No such organization seems to have appeared in the North Korean media before, despite the claim that the facility had been visited by Kim Jong Un’s two predecessors. It may be synonymous with the Artillery Guidance Bureau—the name by which the organization commanding North Korea’s missile force has been called in the South Korean media. Publicizing the body for the first time under the name “Strategic Rocket Force Command” signals that Russia’s mobile missile force has become the implicit role model for North Korea’s.
Less apparent is exactly what developments have given both Washington and Pyongyang confidence that North Korea is making progress toward deploying an ICBM. In November 2011, a South Korean newspaper, the Dong-a Ilbo, reported the static (i.e., stationary) test of a long-range rocket stage at North Korea’s Musudan-ri (Tonghae) facility. Just days ago, the Chosun Ilbo reported the sighting of a missile longer than the TD-2 space launcher. Otherwise, the public record is silent.
Nor is it entirely apparent what technology the missile uses. According to David Wright of the Union of Concerned Scientists, the most likely configuration is either a weaponized, transportable version of the three-stage TD-2, or a multi-stage missile based on Soviet R-27 (SS-N-6) missile technology.
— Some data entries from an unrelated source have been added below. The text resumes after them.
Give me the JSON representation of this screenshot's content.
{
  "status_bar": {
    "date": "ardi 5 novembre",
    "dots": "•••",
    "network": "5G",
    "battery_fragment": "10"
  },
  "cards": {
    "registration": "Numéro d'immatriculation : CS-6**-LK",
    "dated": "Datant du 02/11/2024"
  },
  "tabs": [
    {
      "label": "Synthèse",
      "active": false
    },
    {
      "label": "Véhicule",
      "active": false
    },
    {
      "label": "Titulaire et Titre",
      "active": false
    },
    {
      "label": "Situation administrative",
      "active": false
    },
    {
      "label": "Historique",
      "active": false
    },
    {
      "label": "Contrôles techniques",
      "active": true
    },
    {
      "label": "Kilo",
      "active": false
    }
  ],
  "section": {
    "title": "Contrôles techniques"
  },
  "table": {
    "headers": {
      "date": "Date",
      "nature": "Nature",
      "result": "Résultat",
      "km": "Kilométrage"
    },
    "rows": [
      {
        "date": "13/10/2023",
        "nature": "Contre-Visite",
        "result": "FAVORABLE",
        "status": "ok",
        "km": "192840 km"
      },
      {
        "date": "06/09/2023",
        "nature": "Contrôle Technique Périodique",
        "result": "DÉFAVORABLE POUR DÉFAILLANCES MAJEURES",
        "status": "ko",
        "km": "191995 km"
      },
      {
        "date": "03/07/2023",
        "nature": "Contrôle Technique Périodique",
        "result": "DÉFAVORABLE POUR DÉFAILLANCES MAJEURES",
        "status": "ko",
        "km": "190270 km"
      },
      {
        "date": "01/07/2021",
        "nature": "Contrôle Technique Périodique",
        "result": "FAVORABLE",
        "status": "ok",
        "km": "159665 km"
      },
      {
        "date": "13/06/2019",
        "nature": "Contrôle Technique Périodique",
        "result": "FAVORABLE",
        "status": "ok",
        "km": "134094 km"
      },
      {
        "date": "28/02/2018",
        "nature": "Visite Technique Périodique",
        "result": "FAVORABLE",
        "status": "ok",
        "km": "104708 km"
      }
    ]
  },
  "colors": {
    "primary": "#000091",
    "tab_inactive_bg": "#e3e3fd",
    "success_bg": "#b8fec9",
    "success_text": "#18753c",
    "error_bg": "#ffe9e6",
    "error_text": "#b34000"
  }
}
North Korea has already adapted R-27 technology for its Musudan intermediate-range ballistic missile, but as Wright observes, the Musudan, like the new ICBM, is not known to have been flight-tested.
The reasons for this unusual act of restraint are not fully clear. One possibility might be inferred from a recent statement attributed to the North Korean foreign ministry, which hints that missile tests, by spurring new missile-defense efforts in the United States, would harm Chinese interests. North Korea can scarcely afford to give casual offense to Beijing, which helps to prop up the regime in Pyongyang.
It is possible, nevertheless, for the North Koreans to have at least some confidence in their ICBM technology, both from static engine testing and from the 2009 flight of the TD-2. Even if the new missile is based on the R-27 and not the TD-2, there appears to be some overlap. In 2009, Wright and Theodore Postol of MIT concluded that the second stage of the TD-2 was “identical” to the R-27.
In the meantime, too, there are other ways to highlight a missile capability, if desired. After years of media reports, mock-ups of the Musudan finally appeared on large transporter-erector-launcher vehicles in an October 2010 parade in Pyongyang. With the acrimonious collapse of the Leap Day Agreement, North Korea’s ICBM force may soon come more fully into view.